This 1952 ranch-style remodel is sited on a steeply sloped, landscaped site with southern views. The original layout was a compilation of rooms strung together. Most interior spaces were dark and uninspired.
Although the ranch-style aesthetic was maintained, the house was opened to views and light. Holst removed several interior walls creating a large multi-leveled room. A central staircase with a skylight was inserted to allow natural light to infiltrate the first floor. The opening creates volume in the center of the house, a sense of lightness that was not possible before the remodel. Glass block walls at the front of the house are lit from the exterior. At night the interior glows like a Japanese lantern.
To fit the client’s specific needs, Holst changed the building program. The three original bedrooms were altered slightly to become a master bedroom, an office, and an accessory dwelling unit in the basement, which the clients want for the care staff they may need to employ in the future. A standard lawn-and-landscape backyard was converted into a functional outdoor space with decks and a terrace.
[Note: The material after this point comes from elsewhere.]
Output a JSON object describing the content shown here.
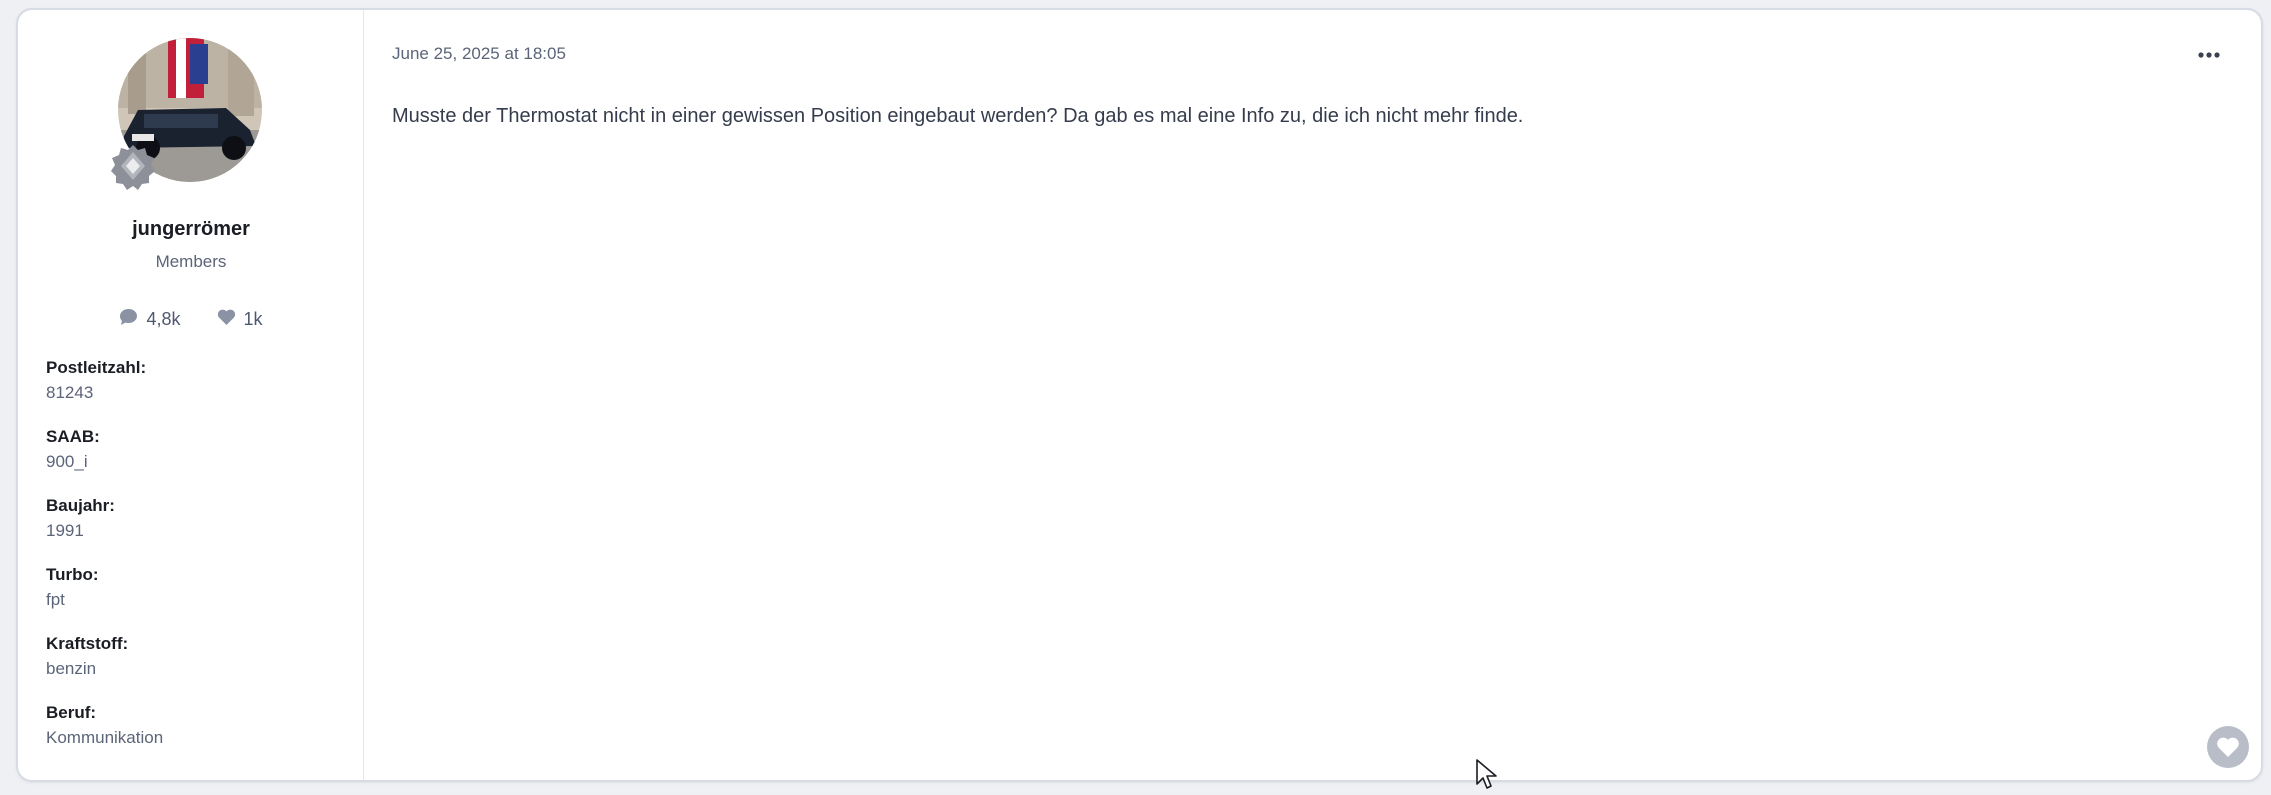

Connected to the dining/living area, this outdoor space has become an extension of the interior that can be used year-round.
The house was fitted with efficient and sophisticated heat recovery systems and radiant floor heating; the Douglas fir casework is a nod to the context, hills forested with grand fir, western cedar, and maple.